### Action item
Which lines of the entries contain the string "JSON"? Please find them and copy them.
══ Supplied records ══
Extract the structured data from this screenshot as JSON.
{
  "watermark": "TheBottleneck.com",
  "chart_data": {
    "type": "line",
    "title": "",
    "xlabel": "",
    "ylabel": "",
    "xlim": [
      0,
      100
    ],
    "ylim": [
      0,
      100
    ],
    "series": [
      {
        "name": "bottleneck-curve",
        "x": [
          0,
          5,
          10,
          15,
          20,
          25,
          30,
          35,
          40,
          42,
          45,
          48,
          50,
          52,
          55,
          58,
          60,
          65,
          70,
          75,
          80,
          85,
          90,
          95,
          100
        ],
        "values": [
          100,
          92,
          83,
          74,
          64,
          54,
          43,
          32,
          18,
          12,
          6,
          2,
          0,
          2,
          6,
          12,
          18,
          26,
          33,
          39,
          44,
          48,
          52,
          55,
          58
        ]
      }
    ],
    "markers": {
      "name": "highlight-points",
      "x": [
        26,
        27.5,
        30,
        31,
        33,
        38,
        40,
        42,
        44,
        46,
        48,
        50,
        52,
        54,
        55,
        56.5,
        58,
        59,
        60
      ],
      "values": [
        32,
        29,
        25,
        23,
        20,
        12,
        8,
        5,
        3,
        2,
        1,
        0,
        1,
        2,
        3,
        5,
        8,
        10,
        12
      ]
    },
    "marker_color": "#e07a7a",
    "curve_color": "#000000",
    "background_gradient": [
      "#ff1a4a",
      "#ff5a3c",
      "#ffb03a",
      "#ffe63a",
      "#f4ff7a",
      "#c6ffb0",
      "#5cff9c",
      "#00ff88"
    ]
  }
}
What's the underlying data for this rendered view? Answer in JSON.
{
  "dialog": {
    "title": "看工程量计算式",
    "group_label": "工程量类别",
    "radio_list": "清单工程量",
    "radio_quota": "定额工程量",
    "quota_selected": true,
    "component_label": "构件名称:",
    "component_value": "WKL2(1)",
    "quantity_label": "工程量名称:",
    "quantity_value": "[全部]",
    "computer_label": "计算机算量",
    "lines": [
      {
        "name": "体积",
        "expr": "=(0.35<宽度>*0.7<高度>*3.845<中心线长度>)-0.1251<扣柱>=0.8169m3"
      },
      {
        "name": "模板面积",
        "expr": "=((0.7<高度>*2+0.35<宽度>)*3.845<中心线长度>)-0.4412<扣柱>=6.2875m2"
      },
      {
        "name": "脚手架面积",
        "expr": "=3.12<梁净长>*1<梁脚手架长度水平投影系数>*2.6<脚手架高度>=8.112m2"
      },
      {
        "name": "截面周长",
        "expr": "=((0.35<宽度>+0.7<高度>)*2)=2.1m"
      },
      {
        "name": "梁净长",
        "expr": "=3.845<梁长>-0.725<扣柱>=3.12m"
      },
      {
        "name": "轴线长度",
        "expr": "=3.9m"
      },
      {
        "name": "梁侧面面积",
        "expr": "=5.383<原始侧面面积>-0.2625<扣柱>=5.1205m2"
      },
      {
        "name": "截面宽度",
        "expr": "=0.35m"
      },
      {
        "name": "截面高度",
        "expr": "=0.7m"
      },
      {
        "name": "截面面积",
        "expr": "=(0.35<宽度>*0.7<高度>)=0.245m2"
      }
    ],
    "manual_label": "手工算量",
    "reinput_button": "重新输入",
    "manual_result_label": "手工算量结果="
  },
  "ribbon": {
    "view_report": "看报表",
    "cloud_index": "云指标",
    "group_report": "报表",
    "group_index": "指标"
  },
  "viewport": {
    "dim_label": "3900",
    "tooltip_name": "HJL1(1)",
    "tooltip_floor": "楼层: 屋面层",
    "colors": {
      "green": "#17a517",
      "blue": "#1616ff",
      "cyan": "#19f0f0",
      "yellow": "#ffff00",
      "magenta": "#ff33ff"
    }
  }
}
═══
### Task output
Extract the structured data from this screenshot as JSON.
What's the underlying data for this rendered view? Answer in JSON.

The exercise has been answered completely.